moved generally east across Georgia and South Carolina. The
storms moved into northeastern South Carolina during the late afternoon
after producing multiple instances of wind damage across central South
Carolina. The storms produced nickel sized hail near Myrtle Beach
at 5:45 pm as the line turned more northeast in its movement.
Loris Downburst Wind Event
Between 6:00 and 6:05 pm, a downburst of strong straight-line winds
impacted the town of Loris in northwestern Horry County causing damage
estimated at just under a million dollars to the Loris Community
Hospital. Additional damage occurred to some surrounding
buildings and vehicles with. Based on damage observed peak wind
speeds reached an estimated 90 mph in the vicinity of the
hospital. The strong winds from the downburst traveled
approximately one mile through town toward the north-northeast.
The roof was torn off the old Loris town jail and metal sheet roofing
was removed from other buildings in town. Away from the hospital,
winds were estimated to have peaked at around 60 mph. An
unofficial television station-operated weather station located at the
town police department only recorded a peak wind of 39 mph however.
Mollie F1 Tornado Event
As the storm moved north and crossed into North Carolina, it produced a
tornado which touched down in the Mollie community, approximately 6
miles east of Tabor City. Eyewitness reports indicate the tornado

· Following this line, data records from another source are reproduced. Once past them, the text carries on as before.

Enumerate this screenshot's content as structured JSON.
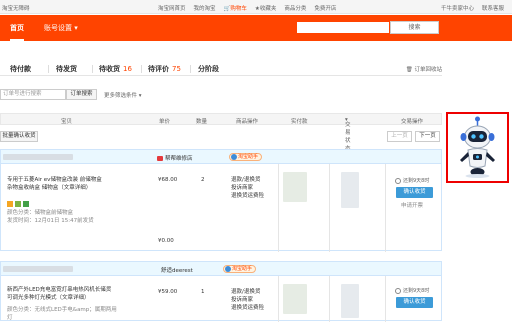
{
  "topbar": {
    "left": "淘宝无障碍",
    "links": [
      "淘宝网首页",
      "我的淘宝",
      "购物车",
      "收藏夹",
      "商品分类",
      "免费开店"
    ],
    "cart_count": "0",
    "right": [
      "千牛卖家中心",
      "联系客服"
    ]
  },
  "header": {
    "tabs": [
      "首页",
      "账号设置"
    ],
    "search_button": "搜索"
  },
  "status_tabs": [
    {
      "label": "待付款",
      "count": ""
    },
    {
      "label": "待发货",
      "count": ""
    },
    {
      "label": "待收货",
      "count": "16"
    },
    {
      "label": "待评价",
      "count": "75"
    },
    {
      "label": "分阶段",
      "count": ""
    }
  ],
  "recycle_label": "订单回收站",
  "filter": {
    "placeholder": "订单号进行搜索",
    "search_button": "订单搜索",
    "more": "更多筛选条件"
  },
  "table_headers": [
    "宝贝",
    "单价",
    "数量",
    "商品操作",
    "实付款",
    "交易状态",
    "交易操作"
  ],
  "batch_button": "批量确认收货",
  "pager": {
    "prev": "上一页",
    "next": "下一页"
  },
  "orders": [
    {
      "shop": "帮帮维修店",
      "seal": "淘宝助手",
      "title": "专用于五菱Air ev储物盒改装 前储物盒杂物盒收纳盒 储物盒（文章详细）",
      "note": "颜色分类：储物盒前储物盒",
      "ship": "发货时间：12月01日 15:47前发货",
      "price": "¥68.00",
      "qty": "2",
      "actions": [
        "退款/退换货",
        "投诉商家",
        "退换货运费险"
      ],
      "total_price": "¥0.00",
      "deadline": "还剩9天8时",
      "confirm": "确认收货",
      "extend": "申请开票"
    },
    {
      "shop": "舒适deerest",
      "seal": "淘宝助手",
      "title": "新西产外LED充电富霓灯串电热风机长储货可调光多种灯光模式（文章详细）",
      "note": "颜色分类：无线式LED手电&amp；属期两用灯",
      "ship": "",
      "price": "¥59.00",
      "qty": "1",
      "actions": [
        "退款/退换货",
        "投诉商家",
        "退换货运费险"
      ],
      "total_price": "",
      "deadline": "还剩9天8时",
      "confirm": "确认收货",
      "extend": ""
    }
  ]
}
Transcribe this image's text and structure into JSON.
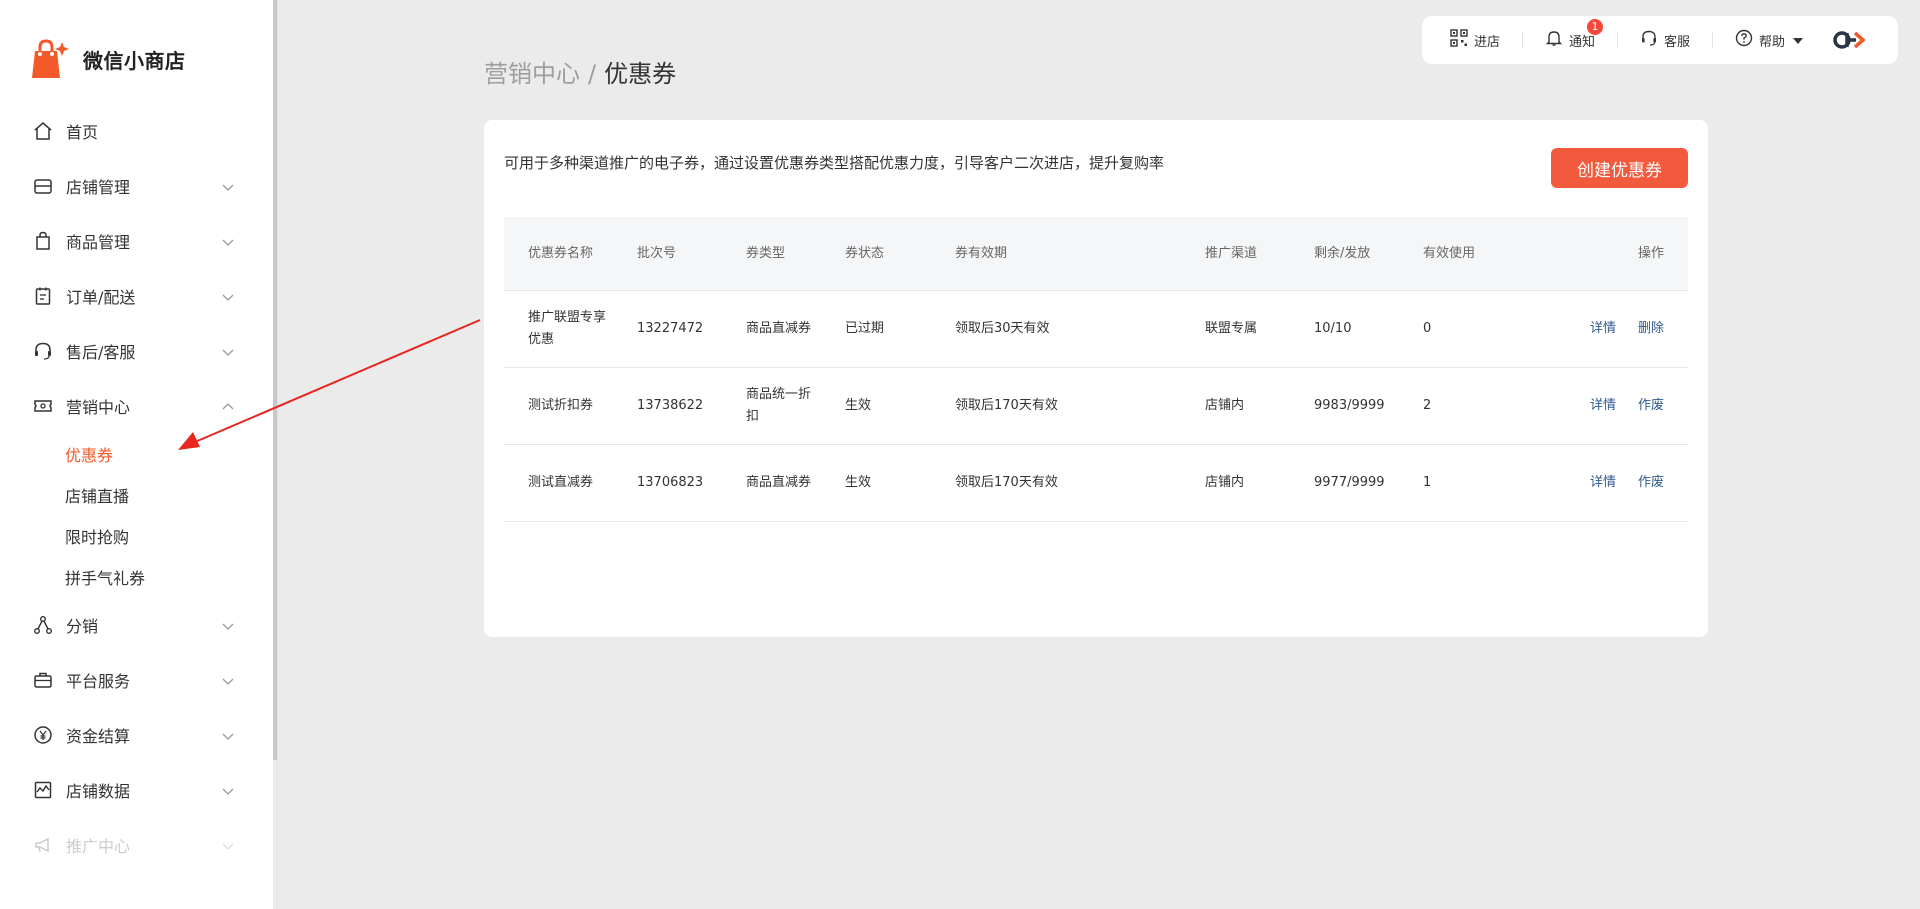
{
  "app": {
    "name": "微信小商店"
  },
  "sidebar": {
    "items": [
      {
        "label": "首页",
        "icon": "home-icon",
        "expandable": false
      },
      {
        "label": "店铺管理",
        "icon": "store-icon",
        "expandable": true
      },
      {
        "label": "商品管理",
        "icon": "bag-icon",
        "expandable": true
      },
      {
        "label": "订单/配送",
        "icon": "clipboard-icon",
        "expandable": true
      },
      {
        "label": "售后/客服",
        "icon": "headset-icon",
        "expandable": true
      },
      {
        "label": "营销中心",
        "icon": "ticket-icon",
        "expandable": true,
        "expanded": true,
        "children": [
          {
            "label": "优惠券",
            "active": true
          },
          {
            "label": "店铺直播"
          },
          {
            "label": "限时抢购"
          },
          {
            "label": "拼手气礼券"
          }
        ]
      },
      {
        "label": "分销",
        "icon": "share-nodes-icon",
        "expandable": true
      },
      {
        "label": "平台服务",
        "icon": "briefcase-icon",
        "expandable": true
      },
      {
        "label": "资金结算",
        "icon": "yen-coin-icon",
        "expandable": true
      },
      {
        "label": "店铺数据",
        "icon": "chart-icon",
        "expandable": true
      },
      {
        "label": "推广中心",
        "icon": "megaphone-icon",
        "expandable": true,
        "faded": true
      }
    ]
  },
  "topbar": {
    "enter_store": "进店",
    "notifications": "通知",
    "notification_count": "1",
    "customer_service": "客服",
    "help": "帮助"
  },
  "breadcrumb": {
    "parent": "营销中心",
    "separator": "/",
    "current": "优惠券"
  },
  "card": {
    "description": "可用于多种渠道推广的电子券，通过设置优惠券类型搭配优惠力度，引导客户二次进店，提升复购率",
    "create_button": "创建优惠券"
  },
  "table": {
    "headers": [
      "优惠券名称",
      "批次号",
      "券类型",
      "券状态",
      "券有效期",
      "推广渠道",
      "剩余/发放",
      "有效使用",
      "操作"
    ],
    "rows": [
      {
        "name": "推广联盟专享优惠",
        "batch": "13227472",
        "type": "商品直减券",
        "status": "已过期",
        "validity": "领取后30天有效",
        "channel": "联盟专属",
        "remaining": "10/10",
        "used": "0",
        "actions": [
          "详情",
          "删除"
        ]
      },
      {
        "name": "测试折扣券",
        "batch": "13738622",
        "type": "商品统一折扣",
        "status": "生效",
        "validity": "领取后170天有效",
        "channel": "店铺内",
        "remaining": "9983/9999",
        "used": "2",
        "actions": [
          "详情",
          "作废"
        ]
      },
      {
        "name": "测试直减券",
        "batch": "13706823",
        "type": "商品直减券",
        "status": "生效",
        "validity": "领取后170天有效",
        "channel": "店铺内",
        "remaining": "9977/9999",
        "used": "1",
        "actions": [
          "详情",
          "作废"
        ]
      }
    ]
  },
  "colors": {
    "accent": "#f25a3d",
    "active_nav": "#f25a2a",
    "link": "#2f5a8f",
    "annotation": "#e8251f",
    "background": "#ebebeb"
  }
}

was on the ground for several minutes between 6:10 and 6:15 pm.
This tornado tracked generally north-northeastward and cut a path 2 2/3
miles in length with a width of around 50 yards, crossing several
county roads, farm fields, and wooded areas. The tornado produced
three spots of F1 damage along its path, with winds estimated between
73 and 112 mph. Damage occurred to several homes, vehicles,
outbuildings, and sheds, and to a large number of trees. An
aerial survey was conducted over the area which was tremendously
helpful in establishing the linear extent of the damage and identifying
additional areas where F1 damage occurred deep in the woods.